So what can we do about it? I can definitely vamp up my recycling efforts, remember to turn the lights off when I leave a room, but I know that’s not enough to keep the temperature of the planet from rising 3.6 degrees Fahrenheit in the next forty years. Humans have a great deal of power when it comes to destroying. We rip down forests, suppress rivers with damns and dump waste into our oceans. But humans also have a great deal of power when it comes to creating. When we put our innovative minds to the task it seems we can find solutions to a great number of the world’s problems, so why should climate change be any different? A majority of skiers have a college education. Many are affluent businesspeople, philosophers, educators, engineers. This educated group of individuals wields economic power and the power to influence policy makers. As much power as humans have to destroy we also have the power to create. As I have previously noted, as skiers we contribute significantly to the pollution of our planet and we consume a great deal of energy, but as much as we consume we have an equal ability to create sustainable and renewable energy sources, particularly in the ski community. Jiminy Peak, a small mom-and-pop ski area in western Massachusetts, built a windmill to power its lifts. The turbine generates 4,600,000 kWh each year and powers approximately a third of the ski area’s electrical demands. A small Swiss resort has installed solar panels above its chairlifts and is able to power its lifts from the solar energy that is produced.
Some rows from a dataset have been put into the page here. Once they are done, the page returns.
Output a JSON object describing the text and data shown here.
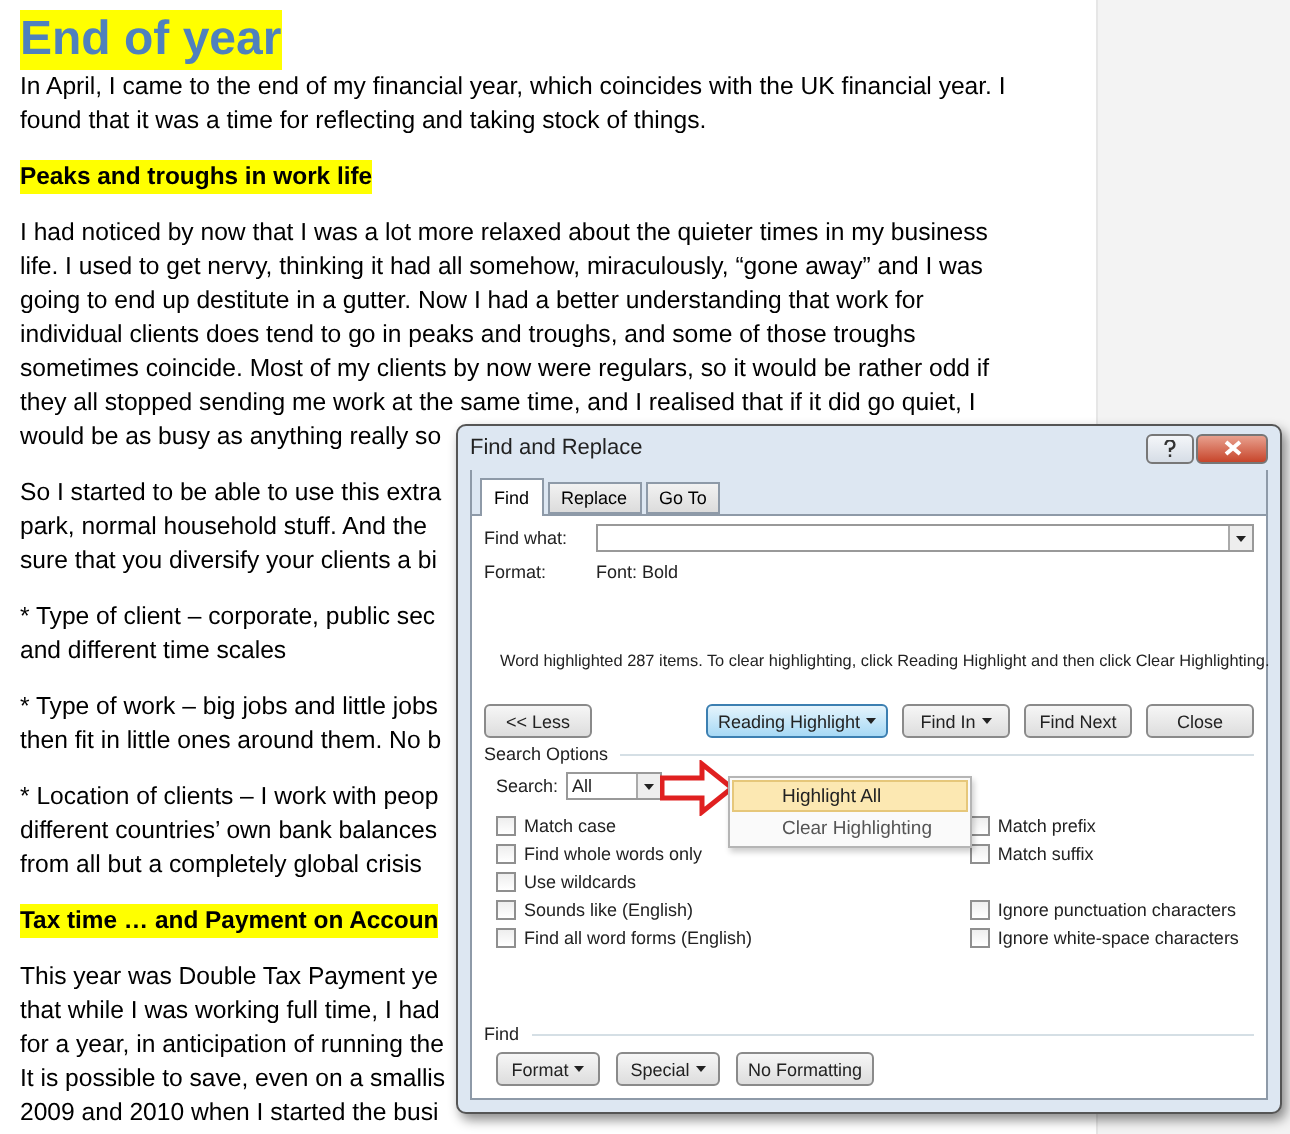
{
  "document": {
    "blocks": [
      {
        "kind": "title",
        "lines": [
          "End of year"
        ]
      },
      {
        "kind": "para",
        "lines": [
          "In April, I came to the end of my financial year, which coincides with the UK financial year. I",
          "found that it was a time for reflecting and taking stock of things."
        ]
      },
      {
        "kind": "heading",
        "lines": [
          "Peaks and troughs in work life"
        ]
      },
      {
        "kind": "para",
        "lines": [
          "I had noticed by now that I was a lot more relaxed about the quieter times in my business",
          "life. I used to get nervy, thinking it had all somehow, miraculously, “gone away” and I was",
          "going to end up destitute in a gutter. Now I had a better understanding that work for",
          "individual clients does tend to go in peaks and troughs, and some of those troughs",
          "sometimes coincide. Most of my clients by now were regulars, so it would be rather odd if",
          "they all stopped sending me work at the same time, and I realised that if it did go quiet, I",
          "would be as busy as anything really so"
        ]
      },
      {
        "kind": "para",
        "lines": [
          "So I started to be able to use this extra",
          "park, normal household stuff. And the",
          "sure that you diversify your clients a bi"
        ]
      },
      {
        "kind": "para",
        "lines": [
          "* Type of client – corporate, public sec",
          "and different time scales"
        ]
      },
      {
        "kind": "para",
        "lines": [
          "* Type of work – big jobs and little jobs",
          "then fit in little ones around them. No b"
        ]
      },
      {
        "kind": "para",
        "lines": [
          "* Location of clients – I work with peop",
          "different countries’ own bank balances",
          "from all but a completely global crisis"
        ]
      },
      {
        "kind": "heading",
        "lines": [
          "Tax time … and Payment on Accoun"
        ]
      },
      {
        "kind": "para",
        "lines": [
          "This year was Double Tax Payment ye",
          "that while I was working full time, I had",
          "for a year, in anticipation of running the",
          "It is possible to save, even on a smallis",
          "2009 and 2010 when I started the busi"
        ]
      }
    ]
  },
  "dialog": {
    "title": "Find and Replace",
    "tabs": [
      {
        "label": "Find",
        "selected": true
      },
      {
        "label": "Replace",
        "selected": false
      },
      {
        "label": "Go To",
        "selected": false
      }
    ],
    "find_what": {
      "label": "Find what:"
    },
    "format": {
      "label": "Format:",
      "value": "Font: Bold"
    },
    "message": "Word highlighted 287 items. To clear highlighting, click Reading Highlight and then click Clear Highlighting.",
    "buttons": [
      {
        "label": "<< Less",
        "menu": false,
        "active": false,
        "kind": "left"
      },
      {
        "label": "Reading Highlight",
        "menu": true,
        "active": true,
        "kind": "right"
      },
      {
        "label": "Find In",
        "menu": true,
        "active": false,
        "kind": "right"
      },
      {
        "label": "Find Next",
        "menu": false,
        "active": false,
        "kind": "right"
      },
      {
        "label": "Close",
        "menu": false,
        "active": false,
        "kind": "right"
      }
    ],
    "menu": [
      {
        "label": "Highlight All",
        "selected": true
      },
      {
        "label": "Clear Highlighting",
        "selected": false
      }
    ],
    "search_options": {
      "title": "Search Options",
      "search_label": "Search:",
      "search_value": "All",
      "left": [
        {
          "label": "Match case",
          "checked": false
        },
        {
          "label": "Find whole words only",
          "checked": false
        },
        {
          "label": "Use wildcards",
          "checked": false
        },
        {
          "label": "Sounds like (English)",
          "checked": false
        },
        {
          "label": "Find all word forms (English)",
          "checked": false
        }
      ],
      "right": [
        [
          {
            "label": "Match prefix",
            "checked": false
          },
          {
            "label": "Match suffix",
            "checked": false
          }
        ],
        [
          {
            "label": "Ignore punctuation characters",
            "checked": false
          },
          {
            "label": "Ignore white-space characters",
            "checked": false
          }
        ]
      ]
    },
    "find_group": {
      "title": "Find",
      "buttons": [
        {
          "label": "Format",
          "menu": true
        },
        {
          "label": "Special",
          "menu": true
        },
        {
          "label": "No Formatting",
          "menu": false
        }
      ]
    }
  }
}
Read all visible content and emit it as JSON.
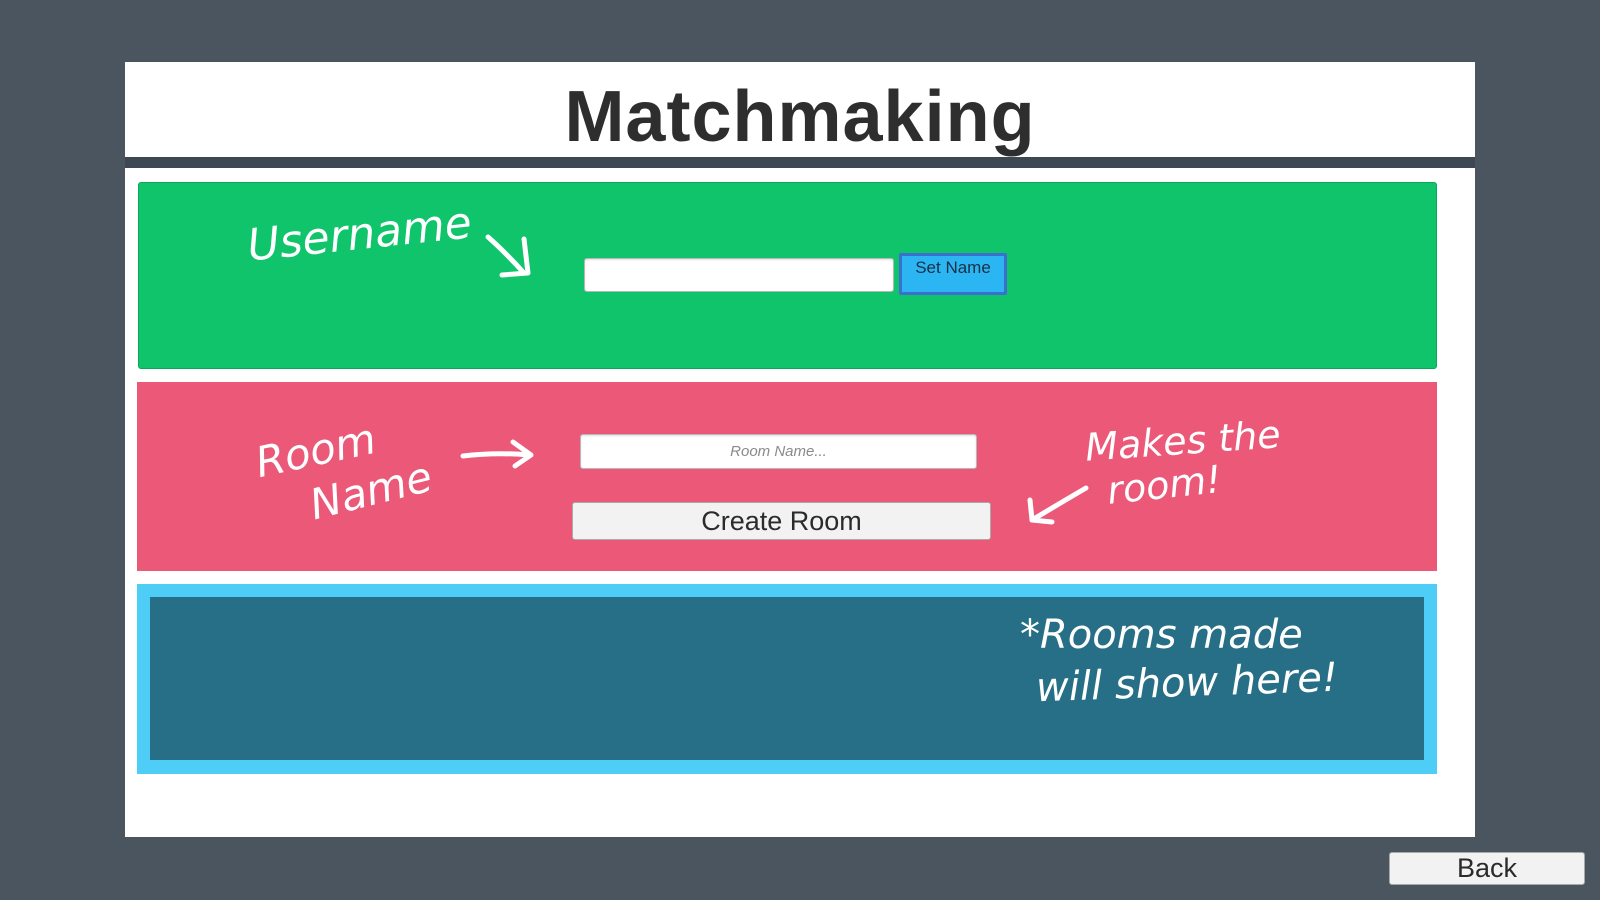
{
  "title": "Matchmaking",
  "username": {
    "annotation": "Username",
    "value": "",
    "button_label": "Set Name"
  },
  "room": {
    "annotation_line1": "Room",
    "annotation_line2": "Name",
    "placeholder": "Room Name...",
    "create_label": "Create Room",
    "hint_line1": "Makes  the",
    "hint_line2": "room!"
  },
  "rooms_list": {
    "note_line1": "*Rooms  made",
    "note_line2": "will  show  here!"
  },
  "back_label": "Back",
  "colors": {
    "background": "#4a5560",
    "user_section": "#0fc46b",
    "room_section": "#eb5878",
    "list_border": "#4ecdf7",
    "list_fill": "#276f86",
    "set_name_button": "#2bb6f3"
  }
}
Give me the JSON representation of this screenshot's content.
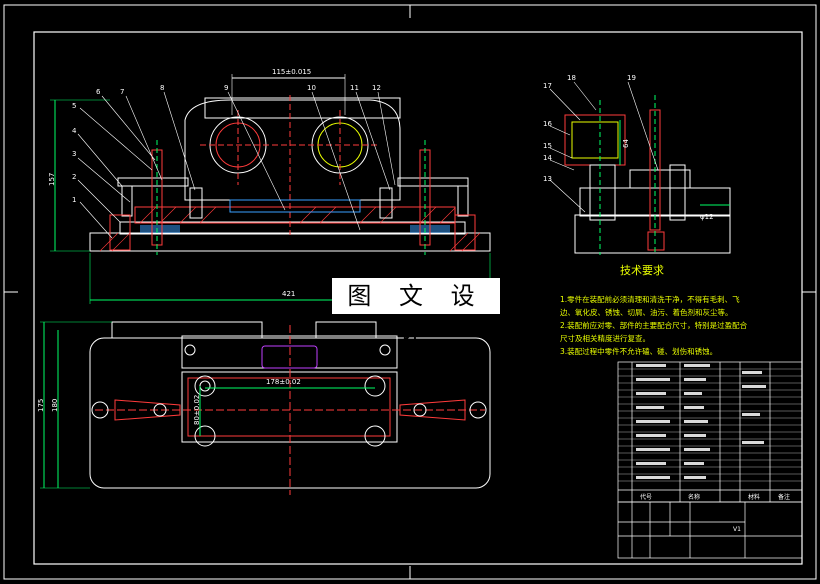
{
  "watermark": "图 文 设 计",
  "dimensions": {
    "top_span": "115±0.015",
    "height_157": "157",
    "overall_421": "421",
    "plan_178": "178±0.02",
    "plan_80": "80±0.02",
    "plan_175": "175",
    "plan_180": "180",
    "side_64": "64",
    "side_112": "φ12"
  },
  "callouts": [
    "1",
    "2",
    "3",
    "4",
    "5",
    "6",
    "7",
    "8",
    "9",
    "10",
    "11",
    "12",
    "13",
    "14",
    "15",
    "16",
    "17",
    "18",
    "19"
  ],
  "tech": {
    "title": "技术要求",
    "lines": [
      "1.零件在装配前必须清理和清洗干净，不得有毛刺、飞",
      "边、氧化皮、锈蚀、切屑、油污、着色剂和灰尘等。",
      "2.装配前应对零、部件的主要配合尺寸，特别是过盈配合",
      "尺寸及相关精度进行复查。",
      "3.装配过程中零件不允许磕、碰、划伤和锈蚀。"
    ]
  },
  "bom_headers": [
    "代号",
    "名称",
    "材料",
    "备注"
  ],
  "title_block_text": "V1"
}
But it is not just the ski areas that need to take action. The international community of snow sports enthusiasts is 65 million strong and chalk full of affluent and influential individuals. As a community we need to rally together to decrease the cost of clean energy, to have standards for appliances and vehicles, and to create state and national energy standards. We need to incentivize the use of clean energy. Programs like Protect Our Winters (POW) and NSAA programs like Sustainable Slopes and Climate Challenge are pointing us in the right direction, but there is so much more that needs to be done and time is of the essence. If we can wake the ski community up to the fleeting timeline climate change has pressed upon our snowpack, we can use our collective influence to change policy and standards on a global scale. We are a powerful community of enthusiastic, powder charging individuals and we can use this power to push solutions to climate change into effect. I want to be skiing powder lines when I’m eighty, so let’s do all we can to ensure we save our snow.

If you want to read more about the effects of climate change on the ski community, check out DEEP: The Story of Skiing and the Future of Snow by Porter Fox. Let me leave you with a little sneak peak:

The skiing life means living close to the Earth. It means interacting with the forces that shaped our planet and understanding the cycles that maintain it. ‘I am not saying that skiing is necessarily a valid goal, but living is. Living in a particular place in a real relationship with the earth and the sky and the living beings around you—the fourfold of Heidegger—is a valid goal, as this relationship contributes to more being. Community is sharing a particular physical space, and environment, not only with other people but with the other beings of the place and fully realizing that the needs of all the beings of that place affect how you live your life. Such an awareness of relationships is a culture of awareness.” – Dolores LaChapelle, American mountaineer

By AI Blog contributor: Maggie Edmunds